(i) the percarboxylic acid is advantageously selected, in actual practice, from among performic acid, peracetic acid and perpropionic acid. These are prepared in known manner, for example, relative to perpropionic acid, according to the processes described in the French applications published under Nos. 2,460,927, 2,464,947 and 2,519,634, respectively;
(ii) if the percarboxylic acid is used in the absence of hydrogen peroxide, it is employed in the same molar quantities as the hydrogen peroxide in the first embodiment described above; and
(iii) if the percarboxylic acid is used in the presence of hydrogen peroxide, the cumulative molar quantities of the percarboxylic acid and the hydrogen peroxide are the same as those of the hydrogen peroxide used in the first embodiment of the invention.

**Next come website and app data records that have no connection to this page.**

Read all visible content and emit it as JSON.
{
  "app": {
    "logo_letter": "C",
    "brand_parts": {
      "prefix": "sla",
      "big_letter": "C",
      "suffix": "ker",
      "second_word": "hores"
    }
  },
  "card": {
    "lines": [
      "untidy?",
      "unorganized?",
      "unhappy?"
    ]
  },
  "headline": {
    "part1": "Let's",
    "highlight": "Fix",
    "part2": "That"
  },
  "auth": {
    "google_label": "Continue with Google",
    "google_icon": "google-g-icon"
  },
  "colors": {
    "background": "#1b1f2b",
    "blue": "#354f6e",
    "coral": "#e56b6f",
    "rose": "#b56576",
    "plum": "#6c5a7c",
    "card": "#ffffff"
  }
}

The process according to the invention makes possible not only a substantial increase in the cetane number of viscoreduction diesel fuels processed thereby, but also effects a deodorization and decoloration thereof.

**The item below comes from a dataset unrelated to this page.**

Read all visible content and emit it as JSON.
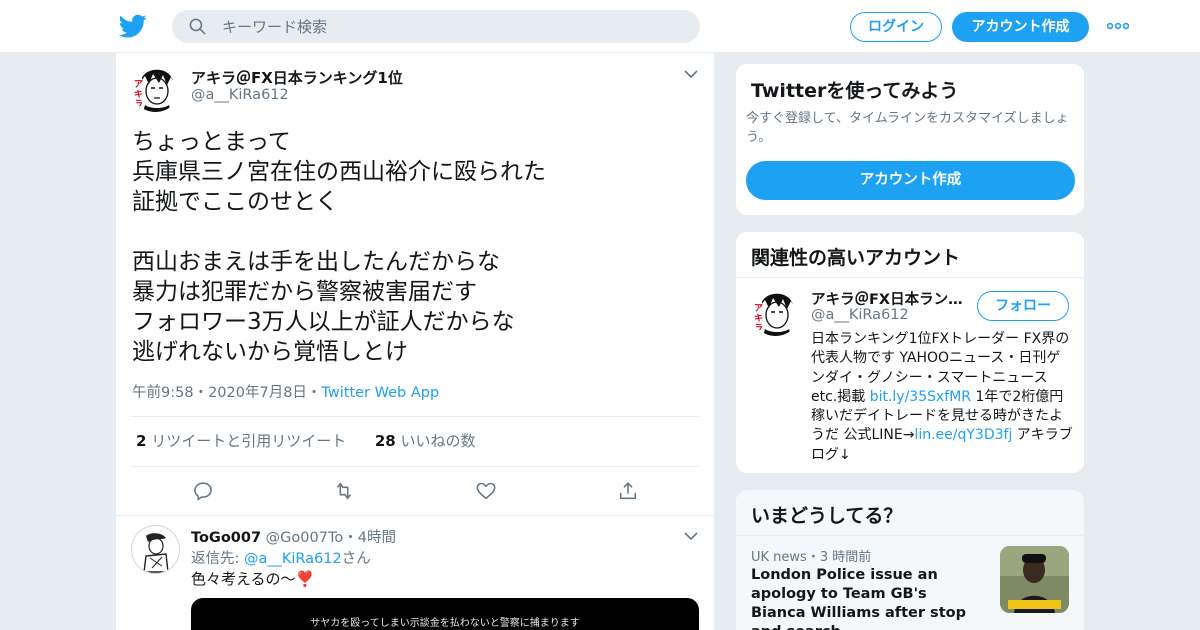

In order to further illustrate the present invention and the advantages thereof, the following specific examples are given, it being understood that same are intended only as illustrative and in nowise limitative:
Into an agitated 3 liter reactor, 1,000 g viscoreduction diesel fuel and then 0.195 mole of formic acid were introduced. The agitated mixture was heated to 70° C. and was maintained at this temperature under agitation, first during the addition over 1 hour and under agitation of 1.85 mole of hydrogen peroxide, used in the form of 90 g of an aqueous solution containing 70% by weight hydrogen peroxide, and then for 5 hours beginning from the point in time of completion of the addition of the hydrogen peroxide.

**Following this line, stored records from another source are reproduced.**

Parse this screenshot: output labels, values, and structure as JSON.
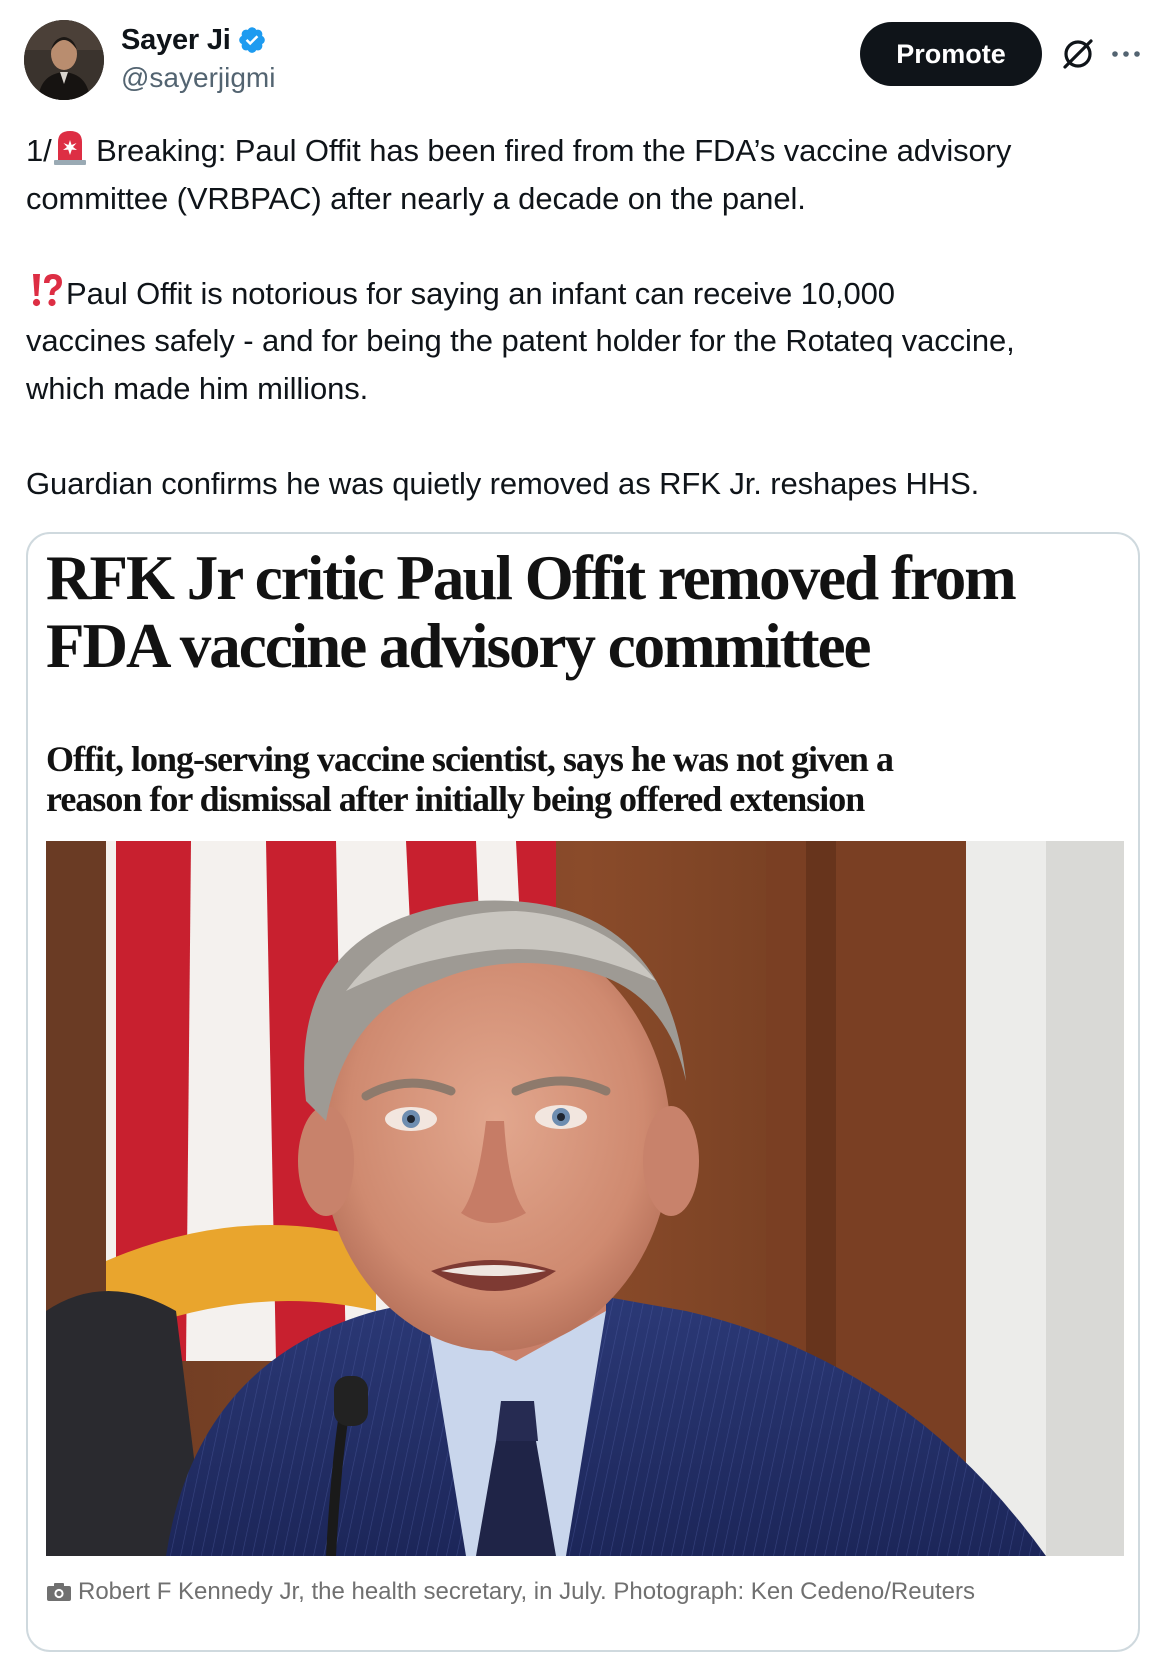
{
  "author": {
    "display_name": "Sayer Ji",
    "handle": "@sayerjigmi",
    "verified": true
  },
  "actions": {
    "promote_label": "Promote",
    "grok_icon": "grok-slash-circle-icon",
    "more_icon": "more-dots-icon"
  },
  "tweet": {
    "line1_a": "1/",
    "line1_b": " Breaking: Paul Offit has been fired from the FDA’s vaccine advisory",
    "line2": "committee (VRBPAC) after nearly a decade on the panel.",
    "line3": "Paul Offit is notorious for saying an infant can receive 10,000",
    "line4": "vaccines safely - and for being the patent holder for the Rotateq vaccine,",
    "line5": "which made him millions.",
    "line6": "Guardian confirms he was quietly removed as RFK Jr. reshapes HHS."
  },
  "card": {
    "headline_line1": "RFK Jr critic Paul Offit removed from",
    "headline_line2": "FDA vaccine advisory committee",
    "standfirst_line1": "Offit, long-serving vaccine scientist, says he was not given a",
    "standfirst_line2": "reason for dismissal after initially being offered extension",
    "photo_subject": "Robert F Kennedy Jr speaking at a microphone in front of a US flag",
    "caption": "Robert F Kennedy Jr, the health secretary, in July. Photograph: Ken Cedeno/Reuters"
  },
  "colors": {
    "text": "#0f1419",
    "secondary": "#536471",
    "verified_blue": "#1d9bf0",
    "card_border": "#cfd9de",
    "promote_bg": "#0f1419"
  }
}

The organic phase, separated subsequently by decantation of the mixture, was permitted to rest and cool, and was then washed such that the hydrogen peroxide and formic acid, which may have remained in the diesel fuel after treatment, was eliminated. Water was used for the washing.
The cetane index of the starting material viscoreduction diesel fuel, measured according to the ASTM-D 613 standard, was equal to 39. That of the viscoreduction diesel fuel, after being subjected to the process according to the invention, was 50.
The diesel fuel after treatment by the process of the invention was strongly deodorized relative to the starting diesel fuel. It was also distinguished from the starting diesel fuel by a coloration, expressed by a HAZEN degree after dilution by a factor of 100 of the sample in acetone, that was 5 times weaker.
The operating process described in Example 1 was repeated with the same starting diesel fuel relative to its nature and quantity, but using 0.26 mole formic acid and 2.6 moles of hydrogen peroxide in the form of 126 g of an aqueous solution of 70% by weight of hydrogen peroxide.
The viscoreduction diesel fuel obtained by the process of the invention had a cetane index of 53.5, was strongly deodorized and 5 times less colored than initially.
The procedure of Example 1 was repeated, but replacing the formic acid with 0.13 mole acetic acid; a result similar to that obtained in Example 1 was achieved, but after a contact time of essentially twice that used in Example 1.
While the invention has been described in terms of various preferred embodiments, the skilled artisan will appreciate that various modifications, substitutions, omissions, and changes may be made without departing from the spirit thereof. Accordingly, it is intended that the scope of the present invention be limited solely by the scope of the following claims, including equivalents thereof.